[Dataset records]
______________________________

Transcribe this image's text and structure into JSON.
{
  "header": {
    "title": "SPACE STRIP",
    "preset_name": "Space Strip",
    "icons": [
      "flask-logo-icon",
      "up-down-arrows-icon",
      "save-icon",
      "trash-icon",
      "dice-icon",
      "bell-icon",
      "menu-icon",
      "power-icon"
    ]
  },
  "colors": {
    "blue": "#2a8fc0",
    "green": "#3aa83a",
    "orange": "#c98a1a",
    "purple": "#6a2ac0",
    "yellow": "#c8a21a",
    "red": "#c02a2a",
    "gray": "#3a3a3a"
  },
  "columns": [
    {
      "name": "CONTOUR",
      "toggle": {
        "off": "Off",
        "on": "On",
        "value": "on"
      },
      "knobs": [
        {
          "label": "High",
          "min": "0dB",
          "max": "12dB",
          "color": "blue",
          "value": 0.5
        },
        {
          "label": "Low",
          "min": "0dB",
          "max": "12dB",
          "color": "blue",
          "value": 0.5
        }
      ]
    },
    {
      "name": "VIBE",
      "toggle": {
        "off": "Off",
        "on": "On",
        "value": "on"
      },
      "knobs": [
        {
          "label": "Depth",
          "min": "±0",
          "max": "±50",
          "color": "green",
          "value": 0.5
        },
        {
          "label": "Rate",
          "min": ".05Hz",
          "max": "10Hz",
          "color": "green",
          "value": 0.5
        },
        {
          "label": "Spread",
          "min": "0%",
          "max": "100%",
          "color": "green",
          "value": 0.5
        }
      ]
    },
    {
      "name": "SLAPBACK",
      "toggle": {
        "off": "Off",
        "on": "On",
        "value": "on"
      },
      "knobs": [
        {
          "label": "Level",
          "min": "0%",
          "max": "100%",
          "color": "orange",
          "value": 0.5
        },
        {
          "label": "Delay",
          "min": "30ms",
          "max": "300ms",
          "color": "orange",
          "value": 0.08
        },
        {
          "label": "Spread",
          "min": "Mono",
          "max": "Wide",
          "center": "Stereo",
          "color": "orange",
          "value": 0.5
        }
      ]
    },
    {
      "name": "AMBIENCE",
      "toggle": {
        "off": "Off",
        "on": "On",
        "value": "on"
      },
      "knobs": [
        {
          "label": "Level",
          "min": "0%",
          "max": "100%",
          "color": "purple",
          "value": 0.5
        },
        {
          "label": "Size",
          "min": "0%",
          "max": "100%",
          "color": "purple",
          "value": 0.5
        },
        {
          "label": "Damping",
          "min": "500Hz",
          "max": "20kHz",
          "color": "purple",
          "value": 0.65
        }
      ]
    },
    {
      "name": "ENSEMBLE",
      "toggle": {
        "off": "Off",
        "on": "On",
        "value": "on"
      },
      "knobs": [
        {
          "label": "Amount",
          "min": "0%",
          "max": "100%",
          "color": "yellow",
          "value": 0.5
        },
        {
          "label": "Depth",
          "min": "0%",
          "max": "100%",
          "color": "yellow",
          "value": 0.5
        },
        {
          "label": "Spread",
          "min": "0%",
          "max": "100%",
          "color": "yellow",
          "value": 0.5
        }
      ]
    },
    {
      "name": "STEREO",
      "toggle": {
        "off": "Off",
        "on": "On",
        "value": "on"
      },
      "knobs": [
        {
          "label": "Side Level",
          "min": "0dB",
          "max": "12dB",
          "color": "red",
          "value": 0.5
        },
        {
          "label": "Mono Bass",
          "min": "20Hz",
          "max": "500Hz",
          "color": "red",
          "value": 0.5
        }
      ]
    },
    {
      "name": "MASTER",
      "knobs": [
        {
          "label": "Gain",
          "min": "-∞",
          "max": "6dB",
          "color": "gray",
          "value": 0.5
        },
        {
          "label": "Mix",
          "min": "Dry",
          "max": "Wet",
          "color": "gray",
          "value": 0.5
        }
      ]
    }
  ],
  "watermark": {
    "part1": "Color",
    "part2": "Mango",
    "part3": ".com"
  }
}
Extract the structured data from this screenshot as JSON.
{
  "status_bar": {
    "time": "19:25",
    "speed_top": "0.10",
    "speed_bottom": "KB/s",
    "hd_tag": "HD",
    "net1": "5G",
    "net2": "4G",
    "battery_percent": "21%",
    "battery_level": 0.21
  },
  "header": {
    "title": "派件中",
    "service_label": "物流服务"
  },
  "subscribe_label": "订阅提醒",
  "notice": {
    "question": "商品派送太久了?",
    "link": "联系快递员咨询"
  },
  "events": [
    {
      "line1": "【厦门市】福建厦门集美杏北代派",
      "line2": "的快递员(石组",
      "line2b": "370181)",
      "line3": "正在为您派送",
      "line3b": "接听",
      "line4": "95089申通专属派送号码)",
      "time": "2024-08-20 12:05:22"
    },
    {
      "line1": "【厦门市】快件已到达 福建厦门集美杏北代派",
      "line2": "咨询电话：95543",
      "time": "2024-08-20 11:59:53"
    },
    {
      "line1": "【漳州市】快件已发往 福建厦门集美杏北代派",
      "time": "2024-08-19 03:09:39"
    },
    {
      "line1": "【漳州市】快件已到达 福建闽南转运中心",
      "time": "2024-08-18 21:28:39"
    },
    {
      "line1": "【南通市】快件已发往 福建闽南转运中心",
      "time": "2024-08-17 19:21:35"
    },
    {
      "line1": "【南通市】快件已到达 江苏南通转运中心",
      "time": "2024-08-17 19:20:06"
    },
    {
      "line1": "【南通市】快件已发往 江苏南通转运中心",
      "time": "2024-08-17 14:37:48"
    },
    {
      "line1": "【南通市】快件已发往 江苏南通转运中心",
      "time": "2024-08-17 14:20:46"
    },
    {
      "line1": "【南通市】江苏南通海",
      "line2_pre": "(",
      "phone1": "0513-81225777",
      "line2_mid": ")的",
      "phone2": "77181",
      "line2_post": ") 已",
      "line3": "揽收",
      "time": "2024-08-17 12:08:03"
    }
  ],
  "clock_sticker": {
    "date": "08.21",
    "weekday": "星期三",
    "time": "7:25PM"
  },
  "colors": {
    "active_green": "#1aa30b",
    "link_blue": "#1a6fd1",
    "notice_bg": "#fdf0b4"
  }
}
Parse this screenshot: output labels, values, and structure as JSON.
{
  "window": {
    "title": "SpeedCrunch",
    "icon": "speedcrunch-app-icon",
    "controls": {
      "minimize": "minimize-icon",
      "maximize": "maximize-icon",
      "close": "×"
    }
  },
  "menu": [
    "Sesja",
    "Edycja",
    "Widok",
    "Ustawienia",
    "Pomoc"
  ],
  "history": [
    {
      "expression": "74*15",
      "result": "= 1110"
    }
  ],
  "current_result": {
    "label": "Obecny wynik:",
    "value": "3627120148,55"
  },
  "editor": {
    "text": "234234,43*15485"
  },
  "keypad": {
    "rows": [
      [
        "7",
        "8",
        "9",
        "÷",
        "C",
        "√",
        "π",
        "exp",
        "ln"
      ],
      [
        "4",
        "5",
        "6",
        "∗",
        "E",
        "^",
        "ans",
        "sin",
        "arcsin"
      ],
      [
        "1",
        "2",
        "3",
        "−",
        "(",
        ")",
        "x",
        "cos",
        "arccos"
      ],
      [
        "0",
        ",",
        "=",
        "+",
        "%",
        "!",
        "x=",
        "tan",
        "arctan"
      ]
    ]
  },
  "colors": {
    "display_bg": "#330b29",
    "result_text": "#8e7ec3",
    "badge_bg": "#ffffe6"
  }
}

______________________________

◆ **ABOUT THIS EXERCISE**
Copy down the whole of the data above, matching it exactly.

◆ **ANSWER BOX**
Transcribe this image's text and structure into JSON.
{
  "header": {
    "title": "SPACE STRIP",
    "preset_name": "Space Strip",
    "icons": [
      "flask-logo-icon",
      "up-down-arrows-icon",
      "save-icon",
      "trash-icon",
      "dice-icon",
      "bell-icon",
      "menu-icon",
      "power-icon"
    ]
  },
  "colors": {
    "blue": "#2a8fc0",
    "green": "#3aa83a",
    "orange": "#c98a1a",
    "purple": "#6a2ac0",
    "yellow": "#c8a21a",
    "red": "#c02a2a",
    "gray": "#3a3a3a"
  },
  "columns": [
    {
      "name": "CONTOUR",
      "toggle": {
        "off": "Off",
        "on": "On",
        "value": "on"
      },
      "knobs": [
        {
          "label": "High",
          "min": "0dB",
          "max": "12dB",
          "color": "blue",
          "value": 0.5
        },
        {
          "label": "Low",
          "min": "0dB",
          "max": "12dB",
          "color": "blue",
          "value": 0.5
        }
      ]
    },
    {
      "name": "VIBE",
      "toggle": {
        "off": "Off",
        "on": "On",
        "value": "on"
      },
      "knobs": [
        {
          "label": "Depth",
          "min": "±0",
          "max": "±50",
          "color": "green",
          "value": 0.5
        },
        {
          "label": "Rate",
          "min": ".05Hz",
          "max": "10Hz",
          "color": "green",
          "value": 0.5
        },
        {
          "label": "Spread",
          "min": "0%",
          "max": "100%",
          "color": "green",
          "value": 0.5
        }
      ]
    },
    {
      "name": "SLAPBACK",
      "toggle": {
        "off": "Off",
        "on": "On",
        "value": "on"
      },
      "knobs": [
        {
          "label": "Level",
          "min": "0%",
          "max": "100%",
          "color": "orange",
          "value": 0.5
        },
        {
          "label": "Delay",
          "min": "30ms",
          "max": "300ms",
          "color": "orange",
          "value": 0.08
        },
        {
          "label": "Spread",
          "min": "Mono",
          "max": "Wide",
          "center": "Stereo",
          "color": "orange",
          "value": 0.5
        }
      ]
    },
    {
      "name": "AMBIENCE",
      "toggle": {
        "off": "Off",
        "on": "On",
        "value": "on"
      },
      "knobs": [
        {
          "label": "Level",
          "min": "0%",
          "max": "100%",
          "color": "purple",
          "value": 0.5
        },
        {
          "label": "Size",
          "min": "0%",
          "max": "100%",
          "color": "purple",
          "value": 0.5
        },
        {
          "label": "Damping",
          "min": "500Hz",
          "max": "20kHz",
          "color": "purple",
          "value": 0.65
        }
      ]
    },
    {
      "name": "ENSEMBLE",
      "toggle": {
        "off": "Off",
        "on": "On",
        "value": "on"
      },
      "knobs": [
        {
          "label": "Amount",
          "min": "0%",
          "max": "100%",
          "color": "yellow",
          "value": 0.5
        },
        {
          "label": "Depth",
          "min": "0%",
          "max": "100%",
          "color": "yellow",
          "value": 0.5
        },
        {
          "label": "Spread",
          "min": "0%",
          "max": "100%",
          "color": "yellow",
          "value": 0.5
        }
      ]
    },
    {
      "name": "STEREO",
      "toggle": {
        "off": "Off",
        "on": "On",
        "value": "on"
      },
      "knobs": [
        {
          "label": "Side Level",
          "min": "0dB",
          "max": "12dB",
          "color": "red",
          "value": 0.5
        },
        {
          "label": "Mono Bass",
          "min": "20Hz",
          "max": "500Hz",
          "color": "red",
          "value": 0.5
        }
      ]
    },
    {
      "name": "MASTER",
      "knobs": [
        {
          "label": "Gain",
          "min": "-∞",
          "max": "6dB",
          "color": "gray",
          "value": 0.5
        },
        {
          "label": "Mix",
          "min": "Dry",
          "max": "Wet",
          "color": "gray",
          "value": 0.5
        }
      ]
    }
  ],
  "watermark": {
    "part1": "Color",
    "part2": "Mango",
    "part3": ".com"
  }
}
Extract the structured data from this screenshot as JSON.
{
  "status_bar": {
    "time": "19:25",
    "speed_top": "0.10",
    "speed_bottom": "KB/s",
    "hd_tag": "HD",
    "net1": "5G",
    "net2": "4G",
    "battery_percent": "21%",
    "battery_level": 0.21
  },
  "header": {
    "title": "派件中",
    "service_label": "物流服务"
  },
  "subscribe_label": "订阅提醒",
  "notice": {
    "question": "商品派送太久了?",
    "link": "联系快递员咨询"
  },
  "events": [
    {
      "line1": "【厦门市】福建厦门集美杏北代派",
      "line2": "的快递员(石组",
      "line2b": "370181)",
      "line3": "正在为您派送",
      "line3b": "接听",
      "line4": "95089申通专属派送号码)",
      "time": "2024-08-20 12:05:22"
    },
    {
      "line1": "【厦门市】快件已到达 福建厦门集美杏北代派",
      "line2": "咨询电话：95543",
      "time": "2024-08-20 11:59:53"
    },
    {
      "line1": "【漳州市】快件已发往 福建厦门集美杏北代派",
      "time": "2024-08-19 03:09:39"
    },
    {
      "line1": "【漳州市】快件已到达 福建闽南转运中心",
      "time": "2024-08-18 21:28:39"
    },
    {
      "line1": "【南通市】快件已发往 福建闽南转运中心",
      "time": "2024-08-17 19:21:35"
    },
    {
      "line1": "【南通市】快件已到达 江苏南通转运中心",
      "time": "2024-08-17 19:20:06"
    },
    {
      "line1": "【南通市】快件已发往 江苏南通转运中心",
      "time": "2024-08-17 14:37:48"
    },
    {
      "line1": "【南通市】快件已发往 江苏南通转运中心",
      "time": "2024-08-17 14:20:46"
    },
    {
      "line1": "【南通市】江苏南通海",
      "line2_pre": "(",
      "phone1": "0513-81225777",
      "line2_mid": ")的",
      "phone2": "77181",
      "line2_post": ") 已",
      "line3": "揽收",
      "time": "2024-08-17 12:08:03"
    }
  ],
  "clock_sticker": {
    "date": "08.21",
    "weekday": "星期三",
    "time": "7:25PM"
  },
  "colors": {
    "active_green": "#1aa30b",
    "link_blue": "#1a6fd1",
    "notice_bg": "#fdf0b4"
  }
}
Parse this screenshot: output labels, values, and structure as JSON.
{
  "window": {
    "title": "SpeedCrunch",
    "icon": "speedcrunch-app-icon",
    "controls": {
      "minimize": "minimize-icon",
      "maximize": "maximize-icon",
      "close": "×"
    }
  },
  "menu": [
    "Sesja",
    "Edycja",
    "Widok",
    "Ustawienia",
    "Pomoc"
  ],
  "history": [
    {
      "expression": "74*15",
      "result": "= 1110"
    }
  ],
  "current_result": {
    "label": "Obecny wynik:",
    "value": "3627120148,55"
  },
  "editor": {
    "text": "234234,43*15485"
  },
  "keypad": {
    "rows": [
      [
        "7",
        "8",
        "9",
        "÷",
        "C",
        "√",
        "π",
        "exp",
        "ln"
      ],
      [
        "4",
        "5",
        "6",
        "∗",
        "E",
        "^",
        "ans",
        "sin",
        "arcsin"
      ],
      [
        "1",
        "2",
        "3",
        "−",
        "(",
        ")",
        "x",
        "cos",
        "arccos"
      ],
      [
        "0",
        ",",
        "=",
        "+",
        "%",
        "!",
        "x=",
        "tan",
        "arctan"
      ]
    ]
  },
  "colors": {
    "display_bg": "#330b29",
    "result_text": "#8e7ec3",
    "badge_bg": "#ffffe6"
  }
}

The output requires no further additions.